Entries from a dataset of interfaces
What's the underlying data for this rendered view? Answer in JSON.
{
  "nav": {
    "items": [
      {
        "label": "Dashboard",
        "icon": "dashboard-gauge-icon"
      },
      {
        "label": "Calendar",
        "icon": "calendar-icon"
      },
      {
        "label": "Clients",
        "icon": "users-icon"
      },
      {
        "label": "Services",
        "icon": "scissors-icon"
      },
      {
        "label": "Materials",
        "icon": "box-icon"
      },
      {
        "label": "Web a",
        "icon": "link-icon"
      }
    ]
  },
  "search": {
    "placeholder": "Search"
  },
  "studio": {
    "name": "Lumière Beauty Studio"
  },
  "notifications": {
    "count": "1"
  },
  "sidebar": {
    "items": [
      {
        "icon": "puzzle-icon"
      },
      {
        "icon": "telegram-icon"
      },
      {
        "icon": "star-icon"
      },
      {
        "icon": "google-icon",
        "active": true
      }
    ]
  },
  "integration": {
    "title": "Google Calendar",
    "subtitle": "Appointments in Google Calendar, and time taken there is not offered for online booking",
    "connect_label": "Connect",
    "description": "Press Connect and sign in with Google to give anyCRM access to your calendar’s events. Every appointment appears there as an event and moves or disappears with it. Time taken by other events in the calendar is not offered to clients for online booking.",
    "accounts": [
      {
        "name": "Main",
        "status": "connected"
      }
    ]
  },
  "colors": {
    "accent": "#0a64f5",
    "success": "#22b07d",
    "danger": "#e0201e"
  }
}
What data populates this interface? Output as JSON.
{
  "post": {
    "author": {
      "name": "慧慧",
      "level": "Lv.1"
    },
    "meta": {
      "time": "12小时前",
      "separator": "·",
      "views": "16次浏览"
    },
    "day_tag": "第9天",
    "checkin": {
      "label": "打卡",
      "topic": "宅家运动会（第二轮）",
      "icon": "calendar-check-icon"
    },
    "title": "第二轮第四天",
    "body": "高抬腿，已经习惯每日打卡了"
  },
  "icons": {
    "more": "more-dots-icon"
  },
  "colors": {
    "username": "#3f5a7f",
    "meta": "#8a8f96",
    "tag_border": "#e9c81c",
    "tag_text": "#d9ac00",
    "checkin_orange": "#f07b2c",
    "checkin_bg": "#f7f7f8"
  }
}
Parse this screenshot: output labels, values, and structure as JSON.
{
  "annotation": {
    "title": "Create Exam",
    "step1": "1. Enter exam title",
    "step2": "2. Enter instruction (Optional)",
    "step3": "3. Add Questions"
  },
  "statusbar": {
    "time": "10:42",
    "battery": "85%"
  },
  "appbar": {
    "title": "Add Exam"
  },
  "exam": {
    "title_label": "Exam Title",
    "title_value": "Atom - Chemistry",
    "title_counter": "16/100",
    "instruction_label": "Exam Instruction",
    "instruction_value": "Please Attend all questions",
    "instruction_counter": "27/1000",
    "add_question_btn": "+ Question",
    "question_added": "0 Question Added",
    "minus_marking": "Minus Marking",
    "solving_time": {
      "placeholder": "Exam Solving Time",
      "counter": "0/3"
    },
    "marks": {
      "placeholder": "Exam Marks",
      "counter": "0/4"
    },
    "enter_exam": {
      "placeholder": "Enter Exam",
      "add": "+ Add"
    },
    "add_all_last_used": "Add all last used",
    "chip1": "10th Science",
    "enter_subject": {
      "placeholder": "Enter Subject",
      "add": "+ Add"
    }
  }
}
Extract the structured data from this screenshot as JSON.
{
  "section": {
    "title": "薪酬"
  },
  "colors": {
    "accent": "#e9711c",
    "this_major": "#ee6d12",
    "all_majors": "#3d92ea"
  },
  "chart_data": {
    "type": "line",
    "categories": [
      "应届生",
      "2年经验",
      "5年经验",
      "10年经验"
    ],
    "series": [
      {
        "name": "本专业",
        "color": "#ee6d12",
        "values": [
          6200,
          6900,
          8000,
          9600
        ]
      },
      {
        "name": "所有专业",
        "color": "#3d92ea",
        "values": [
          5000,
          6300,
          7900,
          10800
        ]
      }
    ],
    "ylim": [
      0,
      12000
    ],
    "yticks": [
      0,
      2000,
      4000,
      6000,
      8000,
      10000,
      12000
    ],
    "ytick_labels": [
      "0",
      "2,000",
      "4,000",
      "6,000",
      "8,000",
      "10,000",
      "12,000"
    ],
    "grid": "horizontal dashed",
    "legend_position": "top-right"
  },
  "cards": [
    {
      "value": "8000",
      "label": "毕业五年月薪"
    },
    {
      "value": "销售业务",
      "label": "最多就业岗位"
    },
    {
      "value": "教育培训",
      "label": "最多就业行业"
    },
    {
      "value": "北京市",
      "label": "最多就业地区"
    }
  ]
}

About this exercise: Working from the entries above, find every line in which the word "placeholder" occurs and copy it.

Answer area:
    "placeholder": "Search"
      "placeholder": "Exam Solving Time",
      "placeholder": "Exam Marks",
      "placeholder": "Enter Exam",
      "placeholder": "Enter Subject",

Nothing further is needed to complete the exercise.